Female prisoners at Parchman sewing, c. 1930 
By Mississippi Department of Archives and History [see page for license], via Wikimedia Commons

A History of Women’s Prisons

While women's prisons historically emphasized the virtues of traditional femininity, the conditions of these prisons were abominable.

Legalizing Marijuana: Lessons from the Post-prohibition Era

The country's experience regulating alcohol after Prohibition may provide lessons regarding marijuana.
Close-up of "Just Married" sign attached on convertible car's trunk.
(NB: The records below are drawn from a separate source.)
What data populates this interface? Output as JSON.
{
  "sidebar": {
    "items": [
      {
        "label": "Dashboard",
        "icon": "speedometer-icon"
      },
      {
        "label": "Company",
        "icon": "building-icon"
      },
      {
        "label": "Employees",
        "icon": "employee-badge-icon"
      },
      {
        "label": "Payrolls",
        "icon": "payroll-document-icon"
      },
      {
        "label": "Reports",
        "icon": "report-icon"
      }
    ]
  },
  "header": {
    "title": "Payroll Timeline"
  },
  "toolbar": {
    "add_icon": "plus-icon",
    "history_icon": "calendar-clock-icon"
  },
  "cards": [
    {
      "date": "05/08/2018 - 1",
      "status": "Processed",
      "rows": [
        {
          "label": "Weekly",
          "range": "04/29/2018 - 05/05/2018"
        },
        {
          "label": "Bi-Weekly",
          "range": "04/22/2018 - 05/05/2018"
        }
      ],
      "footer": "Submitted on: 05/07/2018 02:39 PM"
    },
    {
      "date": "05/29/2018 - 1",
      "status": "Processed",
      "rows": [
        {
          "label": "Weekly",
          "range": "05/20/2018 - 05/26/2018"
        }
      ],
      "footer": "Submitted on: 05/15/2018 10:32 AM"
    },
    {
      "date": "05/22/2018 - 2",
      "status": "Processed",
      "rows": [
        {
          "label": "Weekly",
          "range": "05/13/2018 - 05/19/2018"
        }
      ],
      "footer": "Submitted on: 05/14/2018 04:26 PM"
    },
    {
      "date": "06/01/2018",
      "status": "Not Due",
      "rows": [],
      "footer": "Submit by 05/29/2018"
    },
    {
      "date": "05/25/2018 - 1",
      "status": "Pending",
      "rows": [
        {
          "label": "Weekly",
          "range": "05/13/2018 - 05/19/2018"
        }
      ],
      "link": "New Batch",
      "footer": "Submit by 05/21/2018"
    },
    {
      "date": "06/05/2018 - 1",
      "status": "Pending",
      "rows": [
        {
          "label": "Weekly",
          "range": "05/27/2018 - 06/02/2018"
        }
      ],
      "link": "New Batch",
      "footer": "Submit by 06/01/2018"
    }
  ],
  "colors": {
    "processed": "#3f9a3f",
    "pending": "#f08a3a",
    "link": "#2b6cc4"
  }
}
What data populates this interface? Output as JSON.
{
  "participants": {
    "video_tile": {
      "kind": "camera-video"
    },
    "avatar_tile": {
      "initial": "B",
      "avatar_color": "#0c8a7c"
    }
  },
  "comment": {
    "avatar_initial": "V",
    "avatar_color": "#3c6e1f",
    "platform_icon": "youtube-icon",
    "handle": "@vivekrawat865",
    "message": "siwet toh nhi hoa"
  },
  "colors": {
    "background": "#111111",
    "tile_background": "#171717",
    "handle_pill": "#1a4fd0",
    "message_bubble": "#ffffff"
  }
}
Horizontal shot.

A Threat to “Traditional Marriage” in the 1920s

The view of "traditional marriage" has been under attack since long before anyone imagined state-sanctioned gay and lesbian unions

Making the Middle East

Better know the Middle East

Recording History: The Lincoln-Douglas Debates

The Lincoln-Douglas Debates of 1858 are a touchstone of American history.

Carter G. Woodson, The Father of Black History Month

The origins of Black History Month date back to 1926, when a historian named Carter G. Woodson spearheaded “Negro History Week.”

The Origins of St. Valentine’s Day

The complicated origins of St. Valentine's Day.
A postcard of a Duluth lynching, June 15, 1920

Lynching in America

A new report called Lynching in America: Confronting the Legacy of Racial Terror," documents 3,959 African Americans lynched between 1877 and 1950.

Nelson Mandela’s Release

February 11th marks a quarter century since the release of Nelson Mandela (1918-2013)

Debating Welfare Way Before George Will

The debate over welfare goes back surprisingly far.